Minimizing Leg Hypertrophy
I'm an advanced barbell novice with a side interest in bodyweight skills on still rings, etc.
I took up gymnastics too late to compete at college but it would be great to continue becoming stronger (upper and lower body) while avoiding leg hypertrophy. I've had great success with Starting Strength.
Strength Training History:
Been 'lifting' for about a year. I started SS in July. Stupidly, I added a weekly xfit WOD in September until thirty 135lb snatches for time earned me a lower back injury. Most lifting with even the bar was painful or made my symptoms worse the next day. I could not even reach a deadlift height bar.
A couple weeks later to still train what I could while my back was healing I joined our gymnastics club and started ring training. I've since learned front and back levers, muscle up, human flag and ring press handstands. I'm getting closer to my iron cross. Anyways, I'm home now for winter break and my back is much better and I've trained single leg squats and RDL's the past month to prepare for barbell work again.
Squat: 275x5 (pre-injury)
Deadlift: 270x5 (pre-injury)
Power Clean: 195x3 (pre-injury)
Weighted Chin: +115x1
Would the Advanced Novice Program be the right place for me to start?
-The front squats mid week would seem to give my low back a little break.
-The chin-ups and pull-ups have good carry over to still rings.
-The majority of my lifts are decent or at "advanced".
My legs are naturally quite big, starting strength made them bigger and any excessive leg hypertrophy is rather unhelpful on rings.

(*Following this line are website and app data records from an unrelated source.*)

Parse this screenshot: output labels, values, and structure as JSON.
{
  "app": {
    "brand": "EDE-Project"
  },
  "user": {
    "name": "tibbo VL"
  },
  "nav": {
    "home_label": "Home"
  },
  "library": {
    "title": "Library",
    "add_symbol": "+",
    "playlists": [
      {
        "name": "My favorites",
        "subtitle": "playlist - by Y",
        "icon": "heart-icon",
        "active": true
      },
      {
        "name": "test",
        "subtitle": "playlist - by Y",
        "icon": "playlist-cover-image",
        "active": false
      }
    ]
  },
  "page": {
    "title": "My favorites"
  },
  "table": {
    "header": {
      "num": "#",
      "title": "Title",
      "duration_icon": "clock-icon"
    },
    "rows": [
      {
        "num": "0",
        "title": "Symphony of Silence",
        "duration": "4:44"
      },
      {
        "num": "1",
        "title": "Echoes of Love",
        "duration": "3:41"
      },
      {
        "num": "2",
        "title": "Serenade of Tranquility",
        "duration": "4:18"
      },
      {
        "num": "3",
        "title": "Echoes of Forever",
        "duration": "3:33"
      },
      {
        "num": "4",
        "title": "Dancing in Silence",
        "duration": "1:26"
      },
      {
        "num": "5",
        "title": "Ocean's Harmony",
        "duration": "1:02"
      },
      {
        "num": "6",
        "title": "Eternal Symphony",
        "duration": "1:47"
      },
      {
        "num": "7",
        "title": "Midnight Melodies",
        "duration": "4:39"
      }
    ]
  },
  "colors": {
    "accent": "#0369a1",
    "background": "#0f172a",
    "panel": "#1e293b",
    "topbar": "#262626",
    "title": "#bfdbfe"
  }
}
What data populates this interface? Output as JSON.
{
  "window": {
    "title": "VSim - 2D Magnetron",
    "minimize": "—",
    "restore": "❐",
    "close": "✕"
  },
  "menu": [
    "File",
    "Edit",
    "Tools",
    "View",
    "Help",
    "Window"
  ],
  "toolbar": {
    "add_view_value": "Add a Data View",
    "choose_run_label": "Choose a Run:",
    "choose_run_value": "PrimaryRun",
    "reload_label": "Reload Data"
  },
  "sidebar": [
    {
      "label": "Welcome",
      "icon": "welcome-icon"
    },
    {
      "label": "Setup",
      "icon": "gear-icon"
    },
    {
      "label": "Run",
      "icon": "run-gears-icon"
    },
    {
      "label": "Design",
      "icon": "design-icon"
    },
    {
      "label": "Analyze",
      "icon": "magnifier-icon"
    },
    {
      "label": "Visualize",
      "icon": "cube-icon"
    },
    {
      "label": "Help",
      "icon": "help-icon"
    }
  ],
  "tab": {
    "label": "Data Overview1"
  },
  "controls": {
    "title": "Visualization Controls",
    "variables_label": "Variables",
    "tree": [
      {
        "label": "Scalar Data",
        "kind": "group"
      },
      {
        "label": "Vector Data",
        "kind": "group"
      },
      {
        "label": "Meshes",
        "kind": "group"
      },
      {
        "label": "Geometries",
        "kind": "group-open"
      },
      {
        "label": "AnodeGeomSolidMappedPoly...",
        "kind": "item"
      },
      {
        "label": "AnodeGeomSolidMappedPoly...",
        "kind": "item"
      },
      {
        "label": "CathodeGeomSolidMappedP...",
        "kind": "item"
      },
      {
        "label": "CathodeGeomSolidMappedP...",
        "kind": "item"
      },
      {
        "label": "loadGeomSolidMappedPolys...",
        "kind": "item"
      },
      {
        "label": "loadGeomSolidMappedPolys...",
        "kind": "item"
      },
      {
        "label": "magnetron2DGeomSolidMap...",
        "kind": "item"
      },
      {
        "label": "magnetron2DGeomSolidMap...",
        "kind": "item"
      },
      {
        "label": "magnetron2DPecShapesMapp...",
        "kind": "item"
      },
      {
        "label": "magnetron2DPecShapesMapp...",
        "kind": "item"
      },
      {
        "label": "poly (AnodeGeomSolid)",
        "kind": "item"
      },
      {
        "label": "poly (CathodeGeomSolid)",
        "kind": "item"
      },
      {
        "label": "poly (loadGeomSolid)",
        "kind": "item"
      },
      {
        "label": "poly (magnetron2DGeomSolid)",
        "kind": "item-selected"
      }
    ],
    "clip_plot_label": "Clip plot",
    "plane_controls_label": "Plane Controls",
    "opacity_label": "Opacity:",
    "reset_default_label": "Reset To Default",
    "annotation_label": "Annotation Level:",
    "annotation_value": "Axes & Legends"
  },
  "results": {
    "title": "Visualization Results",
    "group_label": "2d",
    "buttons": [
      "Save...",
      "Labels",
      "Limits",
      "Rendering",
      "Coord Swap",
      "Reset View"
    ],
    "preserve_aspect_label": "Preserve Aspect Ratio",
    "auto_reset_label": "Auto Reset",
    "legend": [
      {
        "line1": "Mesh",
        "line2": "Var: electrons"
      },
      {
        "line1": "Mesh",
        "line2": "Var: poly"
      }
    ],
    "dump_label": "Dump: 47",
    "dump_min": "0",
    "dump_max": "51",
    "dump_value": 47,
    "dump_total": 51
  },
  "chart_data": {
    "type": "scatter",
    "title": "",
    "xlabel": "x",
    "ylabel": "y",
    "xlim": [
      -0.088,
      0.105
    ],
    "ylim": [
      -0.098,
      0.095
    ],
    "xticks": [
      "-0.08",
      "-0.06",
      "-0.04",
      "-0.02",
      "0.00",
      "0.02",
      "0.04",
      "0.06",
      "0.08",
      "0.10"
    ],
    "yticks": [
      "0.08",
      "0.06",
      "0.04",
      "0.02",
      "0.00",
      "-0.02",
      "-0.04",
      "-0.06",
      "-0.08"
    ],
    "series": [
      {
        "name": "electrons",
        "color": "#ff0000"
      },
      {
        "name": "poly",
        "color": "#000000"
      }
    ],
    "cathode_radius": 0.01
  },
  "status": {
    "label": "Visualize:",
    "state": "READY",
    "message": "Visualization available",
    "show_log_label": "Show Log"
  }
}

Front Squat 3x2
Would this be a good way to modify SS or SS advanced novice when too much leg growth is unwanted?
I already know the rep ranges on chins/pulls need changing as 3 sets to failure for me would be a bit boring and useless from a strength building perspective.
This is my planned change:
The lower reps will probably still make your legs grow, since you've been off of squats for a while. If your primary interest is in bodyweight gymnastics work to the extent that you now consider yourself a gymnast, I don't know that you need to squat more than 1x/week to do what you want to get done. What was the nature of the back injury?
Thanks for the reply,
My Chiro suspected that a couple of my discs had thinned possibly from an end plate fracture but I didn't want any x-rays since he said it wouldn't have changed the treatment.
I wouldn't consider myself a gymnast.
What happens is 4 months of the year the only place I can lift is with my high school's weightlifting team early in the morning. The coach there is a great guy and says he will help me if I want to compete in olympic lifting.
Then up at college I prefer training at gym club because there are very strong people there and I'm not surrounded by baffled 150lb frat boys curling in the squat rack, leaving weights unracked everywhere and discussing how to isolate their forearms. The gymnastics gym also has round plates and doesn't have 3/4 the floor space blighted with machines. It's simply a far better place for training performance, unfortunately at my second choice sport.
Neither gym has platforms. Only the facility for the athletes. Ironically if I ever made the gymnastics team I could have access to an ideal place to train weightlifting year round. Although that's not realistic.
At gym club, I get help from the old guys and there are club meets I can compete in but I may not be ready to do a full rings routine this season. Nor is that a necessarily a goal of mine.
I prefer weightlifting and my body type is better suited to it. Ultimately, I'd like to be an good weightlifter who happens to also be able to do an iron cross, one arm chin and a few other skills I've always wanted.
I reasoned that it would be easier to get the relative strength skills first and then maintain them with 1-2x a week practice rather than allowing my legs to grow and get discouraged chasing moving targets. Although I'm not sure relative strength skills can be maintained in such a manner during weight gain.
Right now I'm home on winter break so it's lifting. But I haven't worked my squats up to anything heavy enough yet to stimulate real growth.
If you want to be a weightlifter, you have to squat. This means your legs will grow. If you want to be good at gymnastics (and I assume that if you can do an iron cross and a one-arm pullup, that is kinda good) you will need to keep your bodyweight down relative to your upper-body strength to do it. But you can't pick two sports with different metabolic/strength/morphological requirements and excel at both of them. Sorry, but this is just the rotten truth of athletic excellence: it requires specialization.